Thanks for the reply, Neverfail. You have raised many good points. Here are my comments:neverfail wrote: ↑Wed Feb 28, 2018 2:57 pmCass: even when the US was at its most oil import dependent barely a decade ago the US imported precious little oil from the ME. Think of the logistical costs associated with importing oil from such distant parts. Most of America's imported oil cam from source countries closer to hand: such as Canada, Mexico, Venezuela and Nigeria.cassowary wrote: ↑Wed Feb 28, 2018 3:25 amIf they are self-sufficient in oil or better yet, a net oil exporter, they may not bother about Persian Gulf oil, the next time there is a crisis.
There is an aspect of American concern for ME (especially Persian Gulf) oil that you might not have considered. Whilst America might never have been particularly ME oil dependent, virtually all of America's allies overseas were. These included NATO member states in Western Europe (as well as neutrals like Sweden and Switzerland), along with Japan, South Korea and The Philippines in east Asia.
The fact that the US Navy patrolled the global sea lanes and had Saudi-Arabia, the OPEC "swing" producer (technically as ally of convenience but de facto as American protectorate) throughout the Cold War years must have been a potent geostrategic tool in ensuring that these loyal US allies remained loyal allies. Likewise, it put the US in the position where potentially it could cut off supplies of crude to the USSR and/or its satellites should they have attempted to import significant amounts to augment their own domestic supplies. This compelled the entire Soviet bloc to subsist off the Caspian Sea reserves pushing these towards premature exhaustion.
It placed the US in the position of being the "power broker" of last resort in the position to decide who gets seaborne supplies of oil and who could be denied these.
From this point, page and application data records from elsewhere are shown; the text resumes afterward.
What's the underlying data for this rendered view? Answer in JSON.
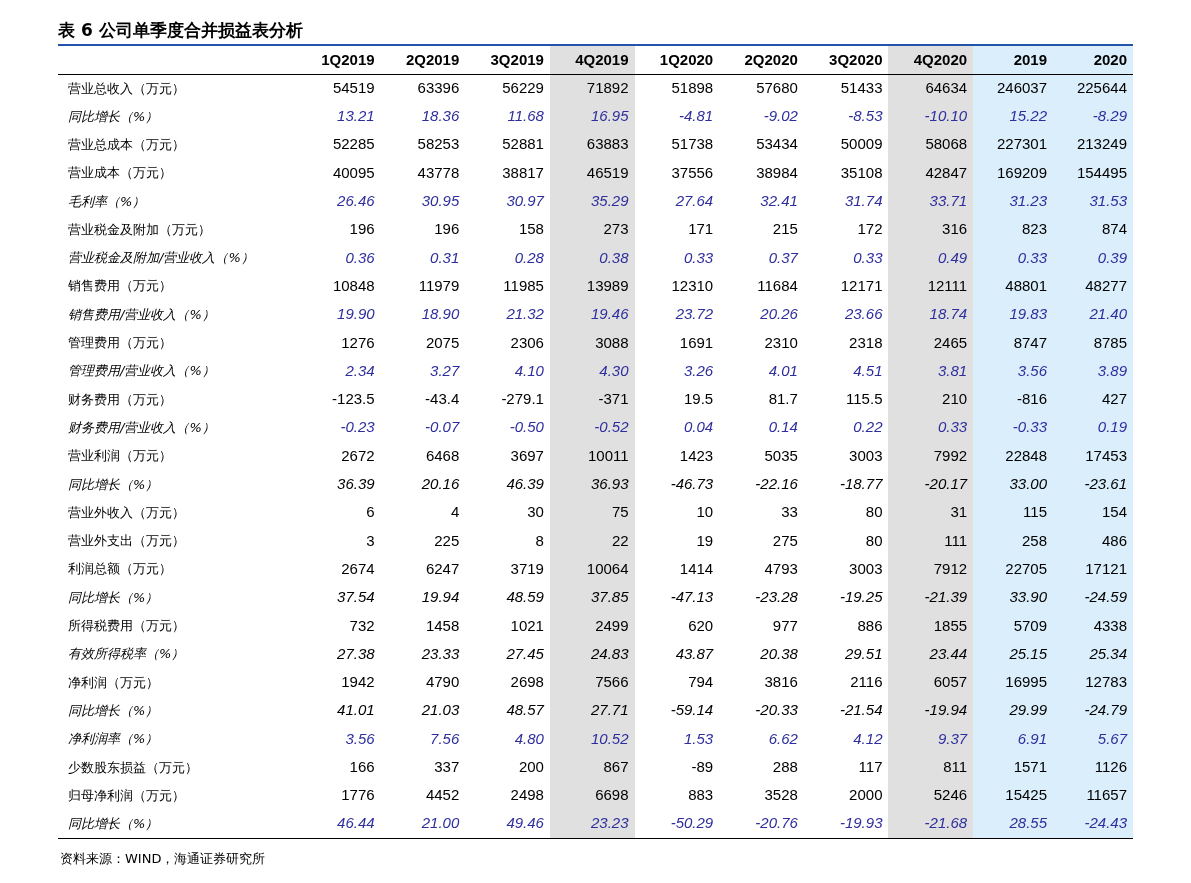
{
  "title": "表 6 公司单季度合并损益表分析",
  "columns": [
    {
      "label": "1Q2019"
    },
    {
      "label": "2Q2019"
    },
    {
      "label": "3Q2019"
    },
    {
      "label": "4Q2019",
      "color": "#e0e0e0"
    },
    {
      "label": "1Q2020"
    },
    {
      "label": "2Q2020"
    },
    {
      "label": "3Q2020"
    },
    {
      "label": "4Q2020",
      "color": "#e0e0e0"
    },
    {
      "label": "2019",
      "color": "#daeefb"
    },
    {
      "label": "2020",
      "color": "#daeefb"
    }
  ],
  "rows": [
    {
      "label": "营业总收入（万元）",
      "kind": "amount",
      "values": [
        "54519",
        "63396",
        "56229",
        "71892",
        "51898",
        "57680",
        "51433",
        "64634",
        "246037",
        "225644"
      ]
    },
    {
      "label": "同比增长（%）",
      "kind": "ratio",
      "values": [
        "13.21",
        "18.36",
        "11.68",
        "16.95",
        "-4.81",
        "-9.02",
        "-8.53",
        "-10.10",
        "15.22",
        "-8.29"
      ]
    },
    {
      "label": "营业总成本（万元）",
      "kind": "amount",
      "values": [
        "52285",
        "58253",
        "52881",
        "63883",
        "51738",
        "53434",
        "50009",
        "58068",
        "227301",
        "213249"
      ]
    },
    {
      "label": "营业成本（万元）",
      "kind": "amount",
      "values": [
        "40095",
        "43778",
        "38817",
        "46519",
        "37556",
        "38984",
        "35108",
        "42847",
        "169209",
        "154495"
      ]
    },
    {
      "label": "毛利率（%）",
      "kind": "ratio",
      "values": [
        "26.46",
        "30.95",
        "30.97",
        "35.29",
        "27.64",
        "32.41",
        "31.74",
        "33.71",
        "31.23",
        "31.53"
      ]
    },
    {
      "label": "营业税金及附加（万元）",
      "kind": "amount",
      "values": [
        "196",
        "196",
        "158",
        "273",
        "171",
        "215",
        "172",
        "316",
        "823",
        "874"
      ]
    },
    {
      "label": "营业税金及附加/营业收入（%）",
      "kind": "ratio",
      "values": [
        "0.36",
        "0.31",
        "0.28",
        "0.38",
        "0.33",
        "0.37",
        "0.33",
        "0.49",
        "0.33",
        "0.39"
      ]
    },
    {
      "label": "销售费用（万元）",
      "kind": "amount",
      "values": [
        "10848",
        "11979",
        "11985",
        "13989",
        "12310",
        "11684",
        "12171",
        "12111",
        "48801",
        "48277"
      ]
    },
    {
      "label": "销售费用/营业收入（%）",
      "kind": "ratio",
      "values": [
        "19.90",
        "18.90",
        "21.32",
        "19.46",
        "23.72",
        "20.26",
        "23.66",
        "18.74",
        "19.83",
        "21.40"
      ]
    },
    {
      "label": "管理费用（万元）",
      "kind": "amount",
      "values": [
        "1276",
        "2075",
        "2306",
        "3088",
        "1691",
        "2310",
        "2318",
        "2465",
        "8747",
        "8785"
      ]
    },
    {
      "label": "管理费用/营业收入（%）",
      "kind": "ratio",
      "values": [
        "2.34",
        "3.27",
        "4.10",
        "4.30",
        "3.26",
        "4.01",
        "4.51",
        "3.81",
        "3.56",
        "3.89"
      ]
    },
    {
      "label": "财务费用（万元）",
      "kind": "amount",
      "values": [
        "-123.5",
        "-43.4",
        "-279.1",
        "-371",
        "19.5",
        "81.7",
        "115.5",
        "210",
        "-816",
        "427"
      ]
    },
    {
      "label": "财务费用/营业收入（%）",
      "kind": "ratio",
      "values": [
        "-0.23",
        "-0.07",
        "-0.50",
        "-0.52",
        "0.04",
        "0.14",
        "0.22",
        "0.33",
        "-0.33",
        "0.19"
      ]
    },
    {
      "label": "营业利润（万元）",
      "kind": "amount",
      "values": [
        "2672",
        "6468",
        "3697",
        "10011",
        "1423",
        "5035",
        "3003",
        "7992",
        "22848",
        "17453"
      ]
    },
    {
      "label": "同比增长（%）",
      "kind": "growth",
      "values": [
        "36.39",
        "20.16",
        "46.39",
        "36.93",
        "-46.73",
        "-22.16",
        "-18.77",
        "-20.17",
        "33.00",
        "-23.61"
      ]
    },
    {
      "label": "营业外收入（万元）",
      "kind": "amount",
      "values": [
        "6",
        "4",
        "30",
        "75",
        "10",
        "33",
        "80",
        "31",
        "115",
        "154"
      ]
    },
    {
      "label": "营业外支出（万元）",
      "kind": "amount",
      "values": [
        "3",
        "225",
        "8",
        "22",
        "19",
        "275",
        "80",
        "111",
        "258",
        "486"
      ]
    },
    {
      "label": "利润总额（万元）",
      "kind": "amount",
      "values": [
        "2674",
        "6247",
        "3719",
        "10064",
        "1414",
        "4793",
        "3003",
        "7912",
        "22705",
        "17121"
      ]
    },
    {
      "label": "同比增长（%）",
      "kind": "growth",
      "values": [
        "37.54",
        "19.94",
        "48.59",
        "37.85",
        "-47.13",
        "-23.28",
        "-19.25",
        "-21.39",
        "33.90",
        "-24.59"
      ]
    },
    {
      "label": "所得税费用（万元）",
      "kind": "amount",
      "values": [
        "732",
        "1458",
        "1021",
        "2499",
        "620",
        "977",
        "886",
        "1855",
        "5709",
        "4338"
      ]
    },
    {
      "label": "有效所得税率（%）",
      "kind": "growth",
      "values": [
        "27.38",
        "23.33",
        "27.45",
        "24.83",
        "43.87",
        "20.38",
        "29.51",
        "23.44",
        "25.15",
        "25.34"
      ]
    },
    {
      "label": "净利润（万元）",
      "kind": "amount",
      "values": [
        "1942",
        "4790",
        "2698",
        "7566",
        "794",
        "3816",
        "2116",
        "6057",
        "16995",
        "12783"
      ]
    },
    {
      "label": "同比增长（%）",
      "kind": "growth",
      "values": [
        "41.01",
        "21.03",
        "48.57",
        "27.71",
        "-59.14",
        "-20.33",
        "-21.54",
        "-19.94",
        "29.99",
        "-24.79"
      ]
    },
    {
      "label": "净利润率（%）",
      "kind": "ratio",
      "values": [
        "3.56",
        "7.56",
        "4.80",
        "10.52",
        "1.53",
        "6.62",
        "4.12",
        "9.37",
        "6.91",
        "5.67"
      ]
    },
    {
      "label": "少数股东损益（万元）",
      "kind": "amount",
      "values": [
        "166",
        "337",
        "200",
        "867",
        "-89",
        "288",
        "117",
        "811",
        "1571",
        "1126"
      ]
    },
    {
      "label": "归母净利润（万元）",
      "kind": "amount",
      "values": [
        "1776",
        "4452",
        "2498",
        "6698",
        "883",
        "3528",
        "2000",
        "5246",
        "15425",
        "11657"
      ]
    },
    {
      "label": "同比增长（%）",
      "kind": "ratio",
      "values": [
        "46.44",
        "21.00",
        "49.46",
        "23.23",
        "-50.29",
        "-20.76",
        "-19.93",
        "-21.68",
        "28.55",
        "-24.43"
      ]
    }
  ],
  "source": "资料来源：WIND，海通证券研究所"
}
Then there is the matter of oil globally being priced in US dollars. It ensures a continued flow of petrodollars into US government bonds (i.e.US government debt) thereby permitting the US to continue living beyond its means and underpinning the cost to the US of maintaining its global power with a (so far) unending stream of borrowed money.
So Cassowary, I put it to you that if the entrance/exit to the Persian Gulf were suddenly to be blocked as I have described above the US would need to react in some way. Not because the US needs the oil but because it needs the Saudi and Gulf states' money.On
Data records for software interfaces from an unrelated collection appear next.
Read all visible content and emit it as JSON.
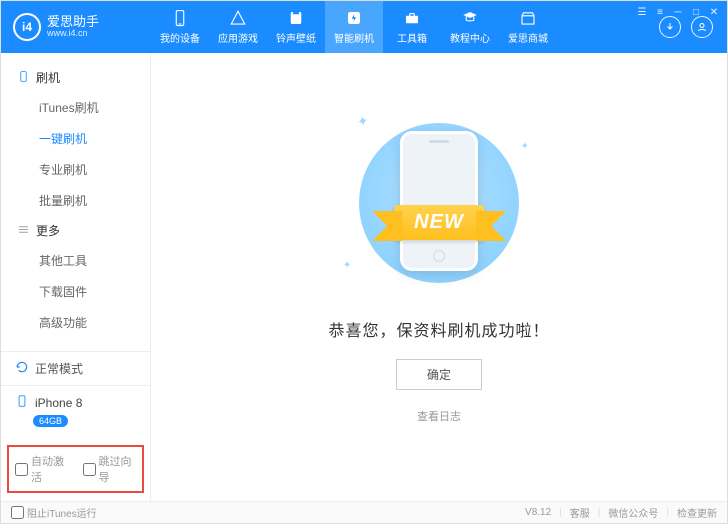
{
  "brand": {
    "logo": "i4",
    "title": "爱思助手",
    "site": "www.i4.cn"
  },
  "nav": [
    {
      "key": "device",
      "label": "我的设备"
    },
    {
      "key": "apps",
      "label": "应用游戏"
    },
    {
      "key": "ring",
      "label": "铃声壁纸"
    },
    {
      "key": "flash",
      "label": "智能刷机",
      "active": true
    },
    {
      "key": "toolbox",
      "label": "工具箱"
    },
    {
      "key": "tutorial",
      "label": "教程中心"
    },
    {
      "key": "store",
      "label": "爱思商城"
    }
  ],
  "sidebar": {
    "group_flash": "刷机",
    "group_more": "更多",
    "items_flash": [
      {
        "key": "itunes",
        "label": "iTunes刷机"
      },
      {
        "key": "onekey",
        "label": "一键刷机",
        "active": true
      },
      {
        "key": "pro",
        "label": "专业刷机"
      },
      {
        "key": "batch",
        "label": "批量刷机"
      }
    ],
    "items_more": [
      {
        "key": "other",
        "label": "其他工具"
      },
      {
        "key": "download",
        "label": "下载固件"
      },
      {
        "key": "advanced",
        "label": "高级功能"
      }
    ],
    "status_mode": "正常模式",
    "device_name": "iPhone 8",
    "device_storage": "64GB",
    "opt_auto_activate": "自动激活",
    "opt_skip_guide": "跳过向导"
  },
  "main": {
    "ribbon": "NEW",
    "success_message": "恭喜您，保资料刷机成功啦！",
    "confirm": "确定",
    "view_log": "查看日志"
  },
  "footer": {
    "block_itunes": "阻止iTunes运行",
    "version": "V8.12",
    "kefu": "客服",
    "wechat": "微信公众号",
    "check_update": "检查更新"
  }
}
While it is true that the US did not and does not import oil from the Persian Gulf due to its distance,
what happens there will affect the US economy. A high price of oil meant the US economy went into recession during the Arab oil embargo in 1973(?).
Its Balance of Trade also worsened because it was an oil importer then. But if the US is a net exporter of oil/gas,
the US makes more money by exporting oil and not lose money by importing oil. Its oil and gas industry will be booming with new jobs as oil companies struggle to meet demand.
On the other hand, US trading partners like the EU and Japan will probably go into recession because they are oil importers. US exports to them will suffer. It is not clear if high oil price will be a net gain or loss for the US. It depends on how much of an oil/gas exporter the US becomes under Trump's energy dominance strategy. If the benefits of high oil prices to the US outweigh the costs, then the US might not want to intervene in a future disruption of Persian Gulf oil. Let the Europeans and Japanese use their own navy and army to deal with the problem. Or perhaps the Chinese will deal with it.
The USSR, like its successor state, Russia was a net energy exporter. So it does not need Persian Gulf oil. The US was keeping an eye on the Persian oil supply for the benefit of itself and its allies. If it becomes a net oil exporter as it is projected to do, under Trump's "energy dominance" policy, the incentive to continue protecting Persian Gulf oil supply diminishes.
That is the canard that I have debunked before. Oil can be priced at whatever currency and it has no impact on the US. Let's say Saudi Arabia gets $ in exchange for oil. Do the Saudis keep all of it in $? No! It will keep some to buy US goods and US investments. But it will also buy European, Japanese and Chinese goods and investments. So it needs to change the $ for Yen, Euros etc. What if it gets paid in say Euros? It also won't keep all of it in Euros. It will change some of it to US$ and other currencies, depending on its needs. It will invest in US treasuries but also Japanese and European ones depending on the investment advice their bankers give them. The idea that the Petrodollar keeps the US government afloat is not true.